Looking to the future, A-L is planning on bigger and better works of art. “Because I’ve always worked on location, the majority of my paintings have always been in a size and format that would be easily transported. Now, I’ve got a fantastic studio in Earlsfield which allows me to work on a much, much larger scale.”
The life of an artist has certainly allowed A-L to travel the world. She says: “Before my son was born, I lived in Cornwall, Sussex, New York then Wiltshire. I was tempted to move to Singapore for a while. I go to Pebble Beach every year. I’ve never really stayed in one place for too long. And I don’t just paint cars. When I was in New York, I did lots of abstract cityscapes. I’ve got a couple that I won’t sell. They are only small, but I just love them.”
One area A-L thinks might interest her in the future is working on TV. “I was being filmed as I was painting when I was at the Silverstone Grand Prix a few years ago and Sebastian Vettel and Mark Webber, who were racing for Red Bull at the time, were looking through my portfolio of paintings. I then received a phone call from Formula One Management. We went for a brief chat and drink at Chelsea Arts Club and, before you know it, I was covering the Singapore World Championship for FOM. That was an amazing experience. I had to interview Lewis Hamilton, Valtteri Bottas, Christian Horner, Ron Dennis and Niki Lauda. I was nervous – it was quite overwhelming, actually – and I realised presenting in such a pressurised environment wasn’t for me. To do that job, you have to be quite pushy and that’s not me. However, in a non-pressurised environment, I would love to do more TV work.
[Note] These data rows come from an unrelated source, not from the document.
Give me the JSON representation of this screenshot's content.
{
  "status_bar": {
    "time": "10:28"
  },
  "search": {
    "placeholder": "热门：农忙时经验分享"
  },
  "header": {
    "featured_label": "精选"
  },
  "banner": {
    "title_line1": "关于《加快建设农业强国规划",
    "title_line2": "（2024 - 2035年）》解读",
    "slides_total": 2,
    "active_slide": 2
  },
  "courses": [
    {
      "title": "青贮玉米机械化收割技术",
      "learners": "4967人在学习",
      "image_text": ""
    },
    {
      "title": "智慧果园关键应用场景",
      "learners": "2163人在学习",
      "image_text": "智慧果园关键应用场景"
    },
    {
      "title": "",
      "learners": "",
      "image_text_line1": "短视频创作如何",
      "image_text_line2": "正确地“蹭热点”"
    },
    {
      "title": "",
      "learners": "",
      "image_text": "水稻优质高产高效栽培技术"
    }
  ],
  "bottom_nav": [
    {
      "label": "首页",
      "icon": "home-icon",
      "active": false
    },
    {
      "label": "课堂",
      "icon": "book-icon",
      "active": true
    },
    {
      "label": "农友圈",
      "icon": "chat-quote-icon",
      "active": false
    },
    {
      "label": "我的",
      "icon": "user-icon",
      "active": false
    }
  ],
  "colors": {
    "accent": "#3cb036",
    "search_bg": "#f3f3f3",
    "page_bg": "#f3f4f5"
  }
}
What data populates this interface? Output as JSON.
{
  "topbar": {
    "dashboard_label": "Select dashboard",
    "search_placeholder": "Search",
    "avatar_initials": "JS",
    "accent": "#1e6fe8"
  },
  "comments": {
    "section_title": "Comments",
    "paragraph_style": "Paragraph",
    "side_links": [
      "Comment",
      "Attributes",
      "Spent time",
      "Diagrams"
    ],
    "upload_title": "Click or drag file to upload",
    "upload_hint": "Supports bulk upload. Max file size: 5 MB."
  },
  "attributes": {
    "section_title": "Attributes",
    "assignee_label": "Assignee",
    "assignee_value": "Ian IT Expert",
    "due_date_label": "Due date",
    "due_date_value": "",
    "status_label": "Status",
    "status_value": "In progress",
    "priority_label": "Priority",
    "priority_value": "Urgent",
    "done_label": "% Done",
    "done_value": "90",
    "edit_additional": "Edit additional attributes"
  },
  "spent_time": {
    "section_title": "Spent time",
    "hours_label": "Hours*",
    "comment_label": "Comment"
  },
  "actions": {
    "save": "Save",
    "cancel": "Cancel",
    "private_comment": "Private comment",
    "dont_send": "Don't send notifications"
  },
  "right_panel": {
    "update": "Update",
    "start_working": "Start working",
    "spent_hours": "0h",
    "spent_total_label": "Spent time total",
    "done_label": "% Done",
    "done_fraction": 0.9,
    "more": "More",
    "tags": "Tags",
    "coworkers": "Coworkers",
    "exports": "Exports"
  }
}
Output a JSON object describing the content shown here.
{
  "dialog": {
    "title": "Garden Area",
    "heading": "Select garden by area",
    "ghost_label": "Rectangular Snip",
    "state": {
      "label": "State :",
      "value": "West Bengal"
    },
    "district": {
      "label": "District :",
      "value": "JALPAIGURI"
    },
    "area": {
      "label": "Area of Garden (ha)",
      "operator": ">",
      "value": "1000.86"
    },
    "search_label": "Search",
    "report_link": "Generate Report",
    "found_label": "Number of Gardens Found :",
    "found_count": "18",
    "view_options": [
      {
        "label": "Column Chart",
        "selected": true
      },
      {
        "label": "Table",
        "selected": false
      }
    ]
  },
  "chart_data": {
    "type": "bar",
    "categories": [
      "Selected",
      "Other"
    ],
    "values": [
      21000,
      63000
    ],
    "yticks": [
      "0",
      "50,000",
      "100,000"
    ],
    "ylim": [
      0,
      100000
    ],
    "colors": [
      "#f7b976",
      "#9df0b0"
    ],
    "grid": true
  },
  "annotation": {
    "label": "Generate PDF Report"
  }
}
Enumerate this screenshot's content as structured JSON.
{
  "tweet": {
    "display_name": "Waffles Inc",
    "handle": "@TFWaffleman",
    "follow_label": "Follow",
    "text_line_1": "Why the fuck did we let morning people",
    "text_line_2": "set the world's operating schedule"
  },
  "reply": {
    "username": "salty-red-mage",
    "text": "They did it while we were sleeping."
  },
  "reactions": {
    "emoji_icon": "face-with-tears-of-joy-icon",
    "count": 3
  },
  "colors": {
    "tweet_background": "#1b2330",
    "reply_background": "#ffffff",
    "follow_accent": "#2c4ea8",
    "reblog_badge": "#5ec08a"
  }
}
I’ve done quite a bit with my mother and sister and it’s a lot of fun. I tend to get on with people, I don’t find that difficult, but race-day morning, with a very famous F1 driver, I was completely star-struck. He did not want to talk to me. He gave me quite a hard time and I wasn’t comfortable at all. I’d had no training and was thrown in completely at the deep end.”
Whatever else the future holds, A-L is certainly not going to be very far from a vintage car for long. “I fell into this world quite by chance and I love it,” she says. “I will always paint cars because I find them fascinating. There are a lot of collectors and dealers I know in London who I go and see. It’s like a travelling family in a way. You meet such a mixture of successful, enthusiastic, talented and interesting people who all come together for their genuine love of the sport and I really love that about the historic car world.”